-solving. In this paper, we consider finding one solution to instances of answer set programming (ASP
), which is a logic-based declarative modeling and solving framework. Solutions for ASP instances are so-called answer sets. Interestingly, the problem of deciding whether an instance has an answer set is already located on the second level of the polynomial hierarchy. An ASP
solver that employs treewidth as parameter and runs dynamic programming on tree decompositions is DynASP2. Empirical experiments show that this solver is fast on instances of small treewidth and can outperform modern ASP
when one counts answer sets. It remains open, whether one can improve the solver such that it also finds one answer set fast and shows competitive behavior to modern ASP solvers on instances of low treewidth. Unfortunately, theoretical models of modern ASP solvers already indicate that these solvers can solve instances of low treewidth fast, since they are based on Sat
-solving algorithms. In this paper, we improve DynASP2 and construct the solver DynASP2.5, which uses a different approach. The new solver shows competitive behavior to state-of-the-art ASP
solvers even for finding just one solution. We present empirical experiments where one can see that our new implementation solves ASP instances, which encode the Steiner tree problem on graphs with low treewidth, fast. Our implementation is based on a novel approach that we call multi-pass dynamic programming (

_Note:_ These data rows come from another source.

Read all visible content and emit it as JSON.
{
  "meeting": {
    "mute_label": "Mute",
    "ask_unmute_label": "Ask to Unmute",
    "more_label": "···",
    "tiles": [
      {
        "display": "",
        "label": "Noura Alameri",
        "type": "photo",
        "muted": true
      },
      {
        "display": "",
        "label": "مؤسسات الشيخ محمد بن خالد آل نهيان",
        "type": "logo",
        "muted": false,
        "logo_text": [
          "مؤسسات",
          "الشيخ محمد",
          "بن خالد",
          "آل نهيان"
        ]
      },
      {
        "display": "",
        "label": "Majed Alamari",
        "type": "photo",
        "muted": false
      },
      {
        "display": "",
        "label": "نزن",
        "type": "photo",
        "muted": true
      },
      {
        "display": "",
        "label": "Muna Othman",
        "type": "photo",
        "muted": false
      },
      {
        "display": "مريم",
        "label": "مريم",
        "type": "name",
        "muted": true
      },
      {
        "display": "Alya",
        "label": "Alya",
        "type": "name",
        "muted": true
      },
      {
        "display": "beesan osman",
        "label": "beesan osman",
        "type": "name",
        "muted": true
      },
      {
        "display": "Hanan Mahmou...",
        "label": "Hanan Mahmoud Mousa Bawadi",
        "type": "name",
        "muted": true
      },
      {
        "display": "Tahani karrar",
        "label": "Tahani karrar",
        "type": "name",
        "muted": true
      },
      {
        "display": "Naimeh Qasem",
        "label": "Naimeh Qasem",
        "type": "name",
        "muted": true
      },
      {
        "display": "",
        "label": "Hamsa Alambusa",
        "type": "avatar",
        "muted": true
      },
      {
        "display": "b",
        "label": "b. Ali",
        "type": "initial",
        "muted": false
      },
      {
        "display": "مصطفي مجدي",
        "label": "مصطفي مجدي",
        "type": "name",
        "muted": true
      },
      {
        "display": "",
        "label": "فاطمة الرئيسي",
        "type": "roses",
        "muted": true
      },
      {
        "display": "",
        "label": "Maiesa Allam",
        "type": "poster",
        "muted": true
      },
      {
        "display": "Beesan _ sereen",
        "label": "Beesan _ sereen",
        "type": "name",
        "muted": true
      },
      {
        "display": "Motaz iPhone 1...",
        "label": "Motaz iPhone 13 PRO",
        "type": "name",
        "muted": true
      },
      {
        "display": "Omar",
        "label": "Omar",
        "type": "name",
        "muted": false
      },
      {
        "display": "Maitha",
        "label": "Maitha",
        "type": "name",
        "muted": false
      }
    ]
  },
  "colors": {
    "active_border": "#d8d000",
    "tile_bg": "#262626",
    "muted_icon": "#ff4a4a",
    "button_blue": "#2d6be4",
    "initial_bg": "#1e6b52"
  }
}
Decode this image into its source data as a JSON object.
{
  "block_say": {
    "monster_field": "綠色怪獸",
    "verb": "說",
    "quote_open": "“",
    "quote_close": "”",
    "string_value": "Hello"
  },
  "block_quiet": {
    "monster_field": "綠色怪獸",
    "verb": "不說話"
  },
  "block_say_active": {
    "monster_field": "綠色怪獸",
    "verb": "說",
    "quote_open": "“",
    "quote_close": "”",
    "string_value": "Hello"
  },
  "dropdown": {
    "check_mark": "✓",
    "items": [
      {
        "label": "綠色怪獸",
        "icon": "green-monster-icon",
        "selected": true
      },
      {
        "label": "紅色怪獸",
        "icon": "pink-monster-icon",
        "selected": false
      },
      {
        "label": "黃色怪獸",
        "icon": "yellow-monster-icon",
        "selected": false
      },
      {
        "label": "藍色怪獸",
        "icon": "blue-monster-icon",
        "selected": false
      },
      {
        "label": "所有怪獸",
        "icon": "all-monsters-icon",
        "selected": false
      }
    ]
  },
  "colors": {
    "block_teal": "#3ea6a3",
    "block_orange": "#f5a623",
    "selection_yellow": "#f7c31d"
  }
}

). In the paper, we describe the underlying concepts of our implementation (DynASP2.5) and we argue why the techniques still yield correct algorithms.